## DATA PROVIDED
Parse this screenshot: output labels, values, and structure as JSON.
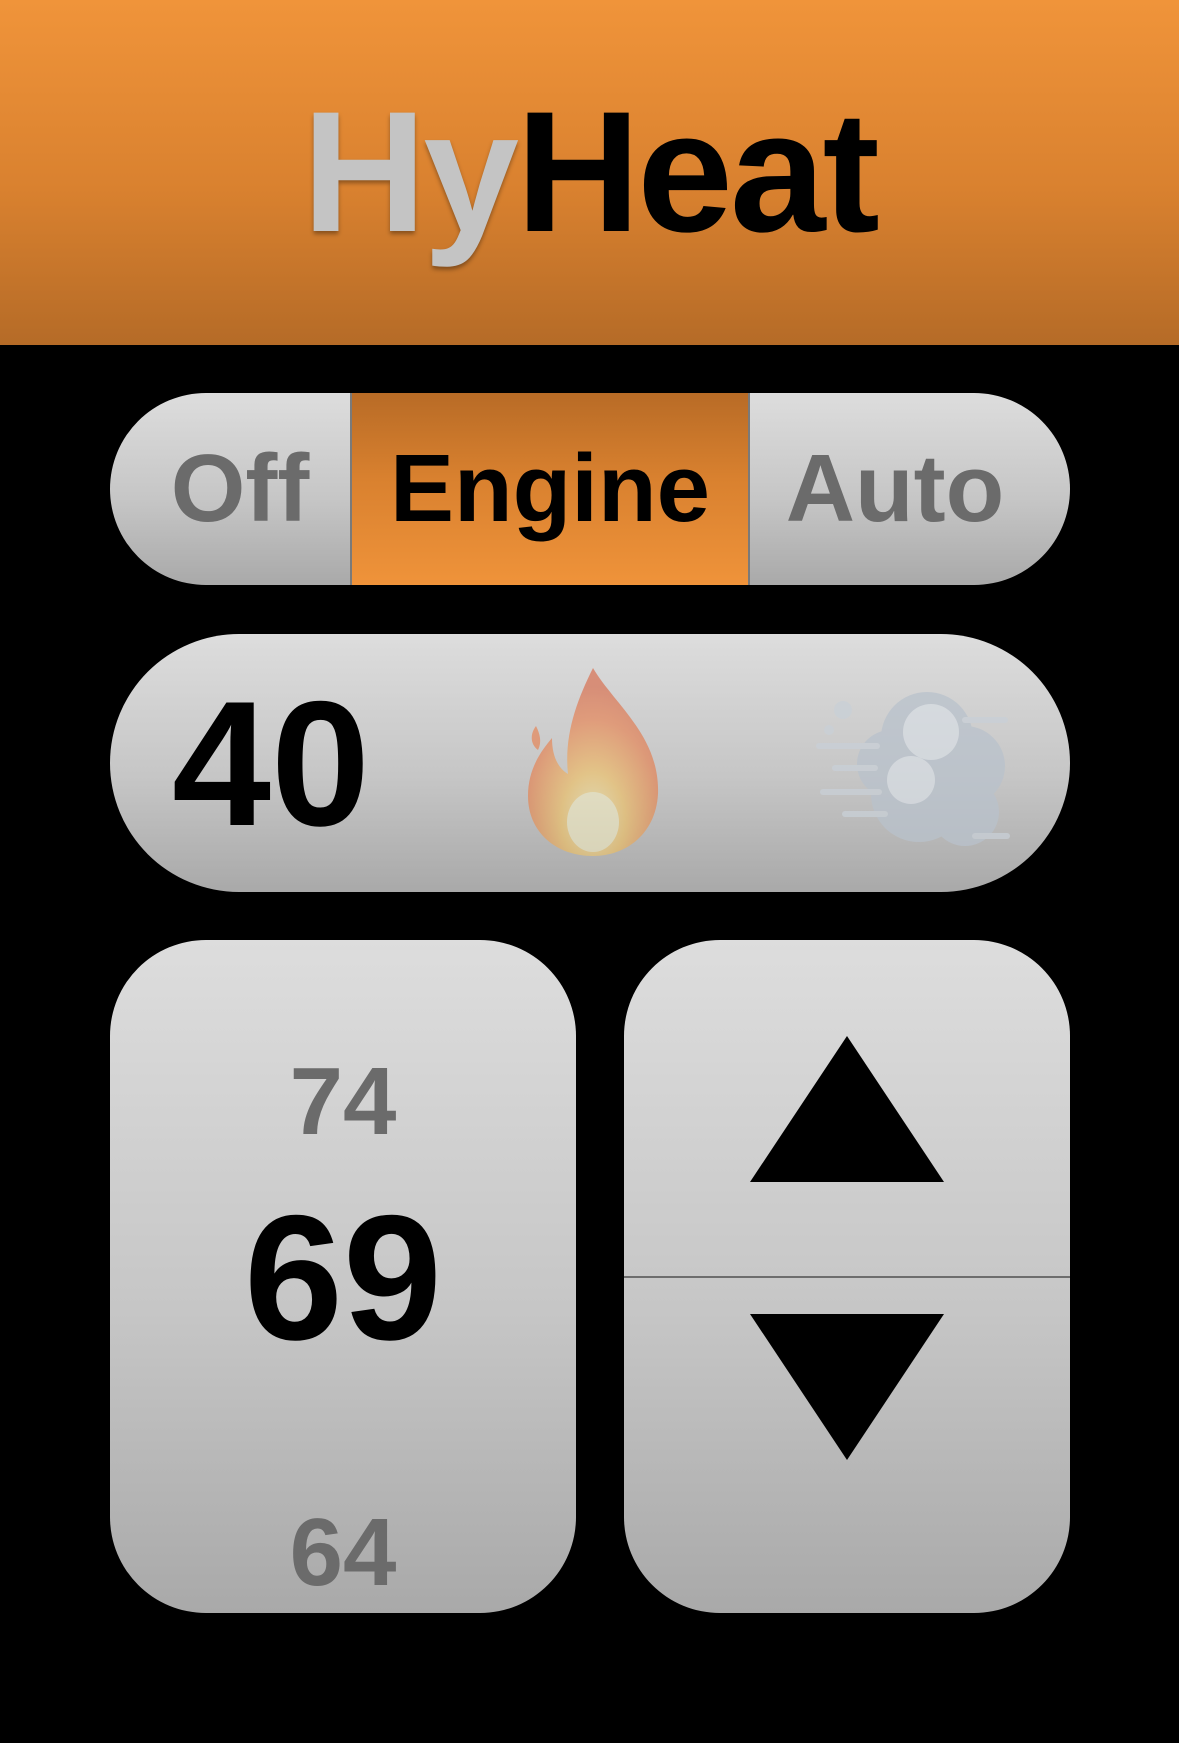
{
  "header": {
    "title_part1": "Hy",
    "title_part2": "Heat",
    "accent_color": "#ef933a",
    "title_part1_color": "#c4c4c4"
  },
  "mode": {
    "options": [
      "Off",
      "Engine",
      "Auto"
    ],
    "selected": "Engine"
  },
  "status": {
    "value": "40",
    "indicators": [
      {
        "icon": "flame-icon",
        "active": false
      },
      {
        "icon": "wind-icon",
        "active": false
      }
    ]
  },
  "setpoint": {
    "upper": "74",
    "current": "69",
    "lower": "64"
  },
  "stepper": {
    "up_icon": "triangle-up-icon",
    "down_icon": "triangle-down-icon"
  }
}
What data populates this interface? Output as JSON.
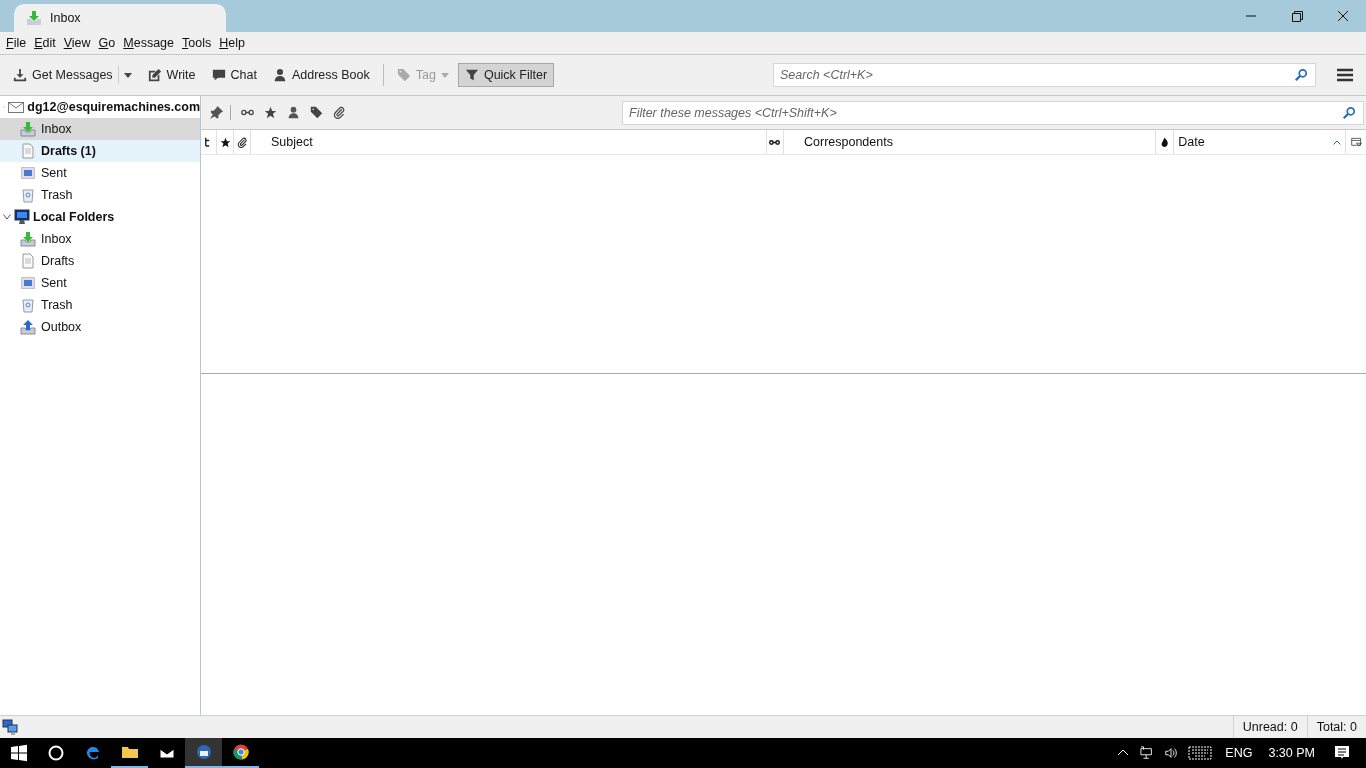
{
  "window": {
    "tab_title": "Inbox"
  },
  "menu": [
    {
      "label": "File"
    },
    {
      "label": "Edit"
    },
    {
      "label": "View"
    },
    {
      "label": "Go"
    },
    {
      "label": "Message"
    },
    {
      "label": "Tools"
    },
    {
      "label": "Help"
    }
  ],
  "toolbar": [
    {
      "kind": "split",
      "label": "Get Messages",
      "disabled": false,
      "selected": false
    },
    {
      "kind": "button",
      "label": "Write",
      "disabled": false,
      "selected": false
    },
    {
      "kind": "button",
      "label": "Chat",
      "disabled": false,
      "selected": false
    },
    {
      "kind": "button",
      "label": "Address Book",
      "disabled": false,
      "selected": false
    },
    {
      "kind": "separator"
    },
    {
      "kind": "menu",
      "label": "Tag",
      "disabled": true,
      "selected": false
    },
    {
      "kind": "button",
      "label": "Quick Filter",
      "disabled": false,
      "selected": true
    }
  ],
  "search": {
    "placeholder": "Search <Ctrl+K>"
  },
  "folders": [
    {
      "label": "dg12@esquiremachines.com",
      "expanded": true,
      "children": [
        {
          "label": "Inbox",
          "selected": true,
          "hover": false,
          "bold": false
        },
        {
          "label": "Drafts (1)",
          "selected": false,
          "hover": true,
          "bold": true
        },
        {
          "label": "Sent",
          "selected": false,
          "hover": false,
          "bold": false
        },
        {
          "label": "Trash",
          "selected": false,
          "hover": false,
          "bold": false
        }
      ]
    },
    {
      "label": "Local Folders",
      "expanded": true,
      "children": [
        {
          "label": "Inbox",
          "selected": false,
          "hover": false,
          "bold": false
        },
        {
          "label": "Drafts",
          "selected": false,
          "hover": false,
          "bold": false
        },
        {
          "label": "Sent",
          "selected": false,
          "hover": false,
          "bold": false
        },
        {
          "label": "Trash",
          "selected": false,
          "hover": false,
          "bold": false
        },
        {
          "label": "Outbox",
          "selected": false,
          "hover": false,
          "bold": false
        }
      ]
    }
  ],
  "quick_filter": {
    "placeholder": "Filter these messages <Ctrl+Shift+K>"
  },
  "columns": [
    {
      "kind": "icon"
    },
    {
      "kind": "icon"
    },
    {
      "kind": "icon"
    },
    {
      "kind": "text",
      "label": "Subject",
      "sorted": false
    },
    {
      "kind": "icon"
    },
    {
      "kind": "text",
      "label": "Correspondents",
      "sorted": false
    },
    {
      "kind": "icon"
    },
    {
      "kind": "text",
      "label": "Date",
      "sorted": true
    },
    {
      "kind": "picker"
    }
  ],
  "status_bar": {
    "unread": "Unread: 0",
    "total": "Total: 0"
  },
  "taskbar": {
    "apps": [
      {
        "active": false,
        "running": false
      },
      {
        "active": false,
        "running": false
      },
      {
        "active": false,
        "running": false
      },
      {
        "active": false,
        "running": true
      },
      {
        "active": false,
        "running": false
      },
      {
        "active": true,
        "running": true
      },
      {
        "active": false,
        "running": true
      }
    ],
    "language": "ENG",
    "time": "3:30 PM"
  }
}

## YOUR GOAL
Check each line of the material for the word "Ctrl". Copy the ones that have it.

## ANSWER SPACE
    "placeholder": "Search <Ctrl+K>"
    "placeholder": "Filter these messages <Ctrl+Shift+K>"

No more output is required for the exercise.